Has someone you know been charged with drink driving?
If so, they may be familiar with how drink driving cases are dealt with in court.
However, they may not be aware that law relating to drink driving are about to change in the very near future.
The Road Transport Amendment (Mandatory Alcohol Interlock Program) Bill 2014 is due to come into effect on 1 February 2015.
The biggest change to existing laws is the implementation of mandatory interlock licences under the Alcohol Interlock Program.
What is the alcohol interlock program?
The alcohol interlock program involves fitting an electronic breath testing system to your car, which is also known as an ‘interlock device’.
If you hold a full driver’s licence, you will ordinarily be allowed to drive provided that your blood-alcohol concentration is below 0.05.
However, an interlock device will detect any alcohol in your breath, and will disable the vehicle’s ignition and record a positive reading.
This means that you will not be able to drive until you return a reading of 0.00.
Who will be subject to the new laws?
Anyone who is convicted of high range drink driving and/or is a repeat drink driving offender will be subject to the new laws.
If you are convicted of an ‘alcohol related major offence’, and were convicted of another within the last 5 years, you will be deemed a repeat offender under the new laws.
An ‘alcohol related major offence’ includes all drink driving offences as well as driving under the influence of a drug and failing or refusing to submit to a breath test.
However, the requirement to fit an interlock device will not apply to those who have been declared ‘habitual traffic offenders’.
Rather, those people will not be eligible for the interlock program, and will not be able to drive, until after the expiry of their habitual offender disqualification period.
What do the new laws mean for traffic offenders?
If you are convicted of an alcohol related major offence that falls under the new laws, such as high range drink driving or refuse breath test, the court must impose a minimum licence disqualification period and issue a mandatory interlock order.
You may also face these new penalties if you are a repeat offender – that is, if you are convicted of a second or subsequent drink driving offence within five years.

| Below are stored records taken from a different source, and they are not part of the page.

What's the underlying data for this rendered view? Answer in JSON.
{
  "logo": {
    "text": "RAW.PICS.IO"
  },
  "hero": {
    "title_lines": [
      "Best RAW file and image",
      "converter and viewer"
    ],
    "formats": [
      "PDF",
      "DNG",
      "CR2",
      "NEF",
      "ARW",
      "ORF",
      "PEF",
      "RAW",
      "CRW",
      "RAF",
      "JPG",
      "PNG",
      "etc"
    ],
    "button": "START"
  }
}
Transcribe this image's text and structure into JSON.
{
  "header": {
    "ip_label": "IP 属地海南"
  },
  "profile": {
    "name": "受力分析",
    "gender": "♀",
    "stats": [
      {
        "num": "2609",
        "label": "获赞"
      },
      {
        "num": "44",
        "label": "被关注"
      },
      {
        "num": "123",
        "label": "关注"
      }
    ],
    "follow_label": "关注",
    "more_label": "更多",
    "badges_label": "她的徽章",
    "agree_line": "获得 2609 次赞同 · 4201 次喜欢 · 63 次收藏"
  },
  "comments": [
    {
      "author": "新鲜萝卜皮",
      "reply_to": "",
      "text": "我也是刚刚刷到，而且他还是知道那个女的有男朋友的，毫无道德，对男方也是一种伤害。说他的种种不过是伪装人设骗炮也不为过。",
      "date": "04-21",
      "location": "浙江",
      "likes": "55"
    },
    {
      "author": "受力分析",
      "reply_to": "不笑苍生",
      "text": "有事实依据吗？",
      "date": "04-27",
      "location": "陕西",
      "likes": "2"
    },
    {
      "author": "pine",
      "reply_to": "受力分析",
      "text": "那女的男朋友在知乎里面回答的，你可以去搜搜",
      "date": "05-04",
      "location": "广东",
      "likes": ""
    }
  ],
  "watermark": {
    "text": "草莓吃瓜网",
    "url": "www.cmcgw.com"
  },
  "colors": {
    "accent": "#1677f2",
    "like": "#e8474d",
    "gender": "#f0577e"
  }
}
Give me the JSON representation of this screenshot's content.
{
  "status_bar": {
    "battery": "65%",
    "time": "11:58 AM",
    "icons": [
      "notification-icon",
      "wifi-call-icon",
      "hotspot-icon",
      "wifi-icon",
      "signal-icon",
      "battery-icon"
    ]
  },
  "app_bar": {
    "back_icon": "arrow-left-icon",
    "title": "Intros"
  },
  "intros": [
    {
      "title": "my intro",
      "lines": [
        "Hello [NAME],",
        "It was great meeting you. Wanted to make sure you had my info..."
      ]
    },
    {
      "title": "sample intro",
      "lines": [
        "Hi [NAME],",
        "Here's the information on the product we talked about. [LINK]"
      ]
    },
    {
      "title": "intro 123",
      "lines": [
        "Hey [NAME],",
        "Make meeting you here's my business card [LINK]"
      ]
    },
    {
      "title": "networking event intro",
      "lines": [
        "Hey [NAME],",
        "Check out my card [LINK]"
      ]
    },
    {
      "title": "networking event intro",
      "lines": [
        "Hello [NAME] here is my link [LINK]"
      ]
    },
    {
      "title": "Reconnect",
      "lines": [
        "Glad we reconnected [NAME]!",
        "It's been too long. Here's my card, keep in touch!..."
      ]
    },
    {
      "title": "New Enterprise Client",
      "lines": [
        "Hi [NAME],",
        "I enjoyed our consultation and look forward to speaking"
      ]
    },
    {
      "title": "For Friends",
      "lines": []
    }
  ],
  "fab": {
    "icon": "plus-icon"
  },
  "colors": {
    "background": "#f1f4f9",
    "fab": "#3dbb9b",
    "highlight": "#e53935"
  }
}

This means that you will be disqualified from holding any driver licence for a period of time, as ordered by the court.
You will also be required to participate in the alcohol interlock program for 12 months following the disqualification period.
The alcohol interlock program requires you to obtain a special ‘interlock licence’.
After your court-imposed disqualification period, you will be allowed to drive as long as your car is fitted with an alcohol interlock device.
You will be responsible for the cost of purchasing the device and having it installed.
In some cases, obtaining an interlock licence means that the disqualification period is reduced so that you can get back on the road sooner.
Upon completion of the alcohol interlock program, the RMS may reinstate your licence, grant you with a provisional licence, or require you to undertake a fitness to drive assessment and extend the period of the interlock program.
The following table sets out the minimum and maximum disqualification periods and the minimum interlock period for a range of offences:
|Offence||Min Disqualification||Max Disqualification||Min Interlock period|
|Novice range, special range or low range drink driving which is a second or subsequent alcohol related major offence||1 month||3 months||12 months|
|Mid-range drink driving which is a second or subsequent alcohol related major offence||6 months||9 months||24 months|
|High-range drink driving which is a first alcohol related major offence||6 months||9 months||24 months|
|High-range drink driving which is a second or subsequent alcohol related major offence||9 months||12 months||48 months|
|Drink driving or driving under the influence of a drug which is a second or subsequent alcohol related major offence||6 months||9 months||24 months|
|Failure or refusal to submit to a breath test which is a first alcohol related major offence||6 months||9 months||24 months|
|Failure or refusal to submit to a breath test which is a second or subsequent alcohol related major offence||9 months||12 months||48 months|
In some cases, the court may grant an order exempting you from participating in the interlock program where you would otherwise be required to do so.
Exemptions are granted where you are able to convince the court that an exemption is necessary.
To do this, you will generally have to prove that you do not have access to a vehicle in which to install the interlock device; or that you have a medical condition that prevents you from providing a sufficient breath sample.
If you want to present evidence about such a medical condition, you must also convince the court that it is not reasonably practicable for the device to be modified to allow you to provide a sample.
However, courts will not usually issue an exemption simply because you cannot afford the cost of installing or maintaining an interlock device, or because you will be unable to drive a work vehicle due to the interlock order.
Also, exemptions are not to be issued where you share the vehicle with someone else who refuses to consent to the installation of the device.
However, if you share the vehicle with someone else who has a medical condition which prevents them from providing a sufficient breath sample, and it isn’t reasonably practicable to modify the device, then you may be exempted from the interlock program.
The introduction of mandatory interlock orders has the effect of preventing certain people from drinking at all before driving.
Those in favour of the changes say that the sheer volume of drink drivers before the courts, many of whom genuinely believed they were under the limit, justifies moves towards mandatory installation.
Opponents, on the other hand, suggest that the changes will unfairly impact upon those who cannot afford to install and maintain the devices.
In any case, remaining sober before driving is always the safest course of action.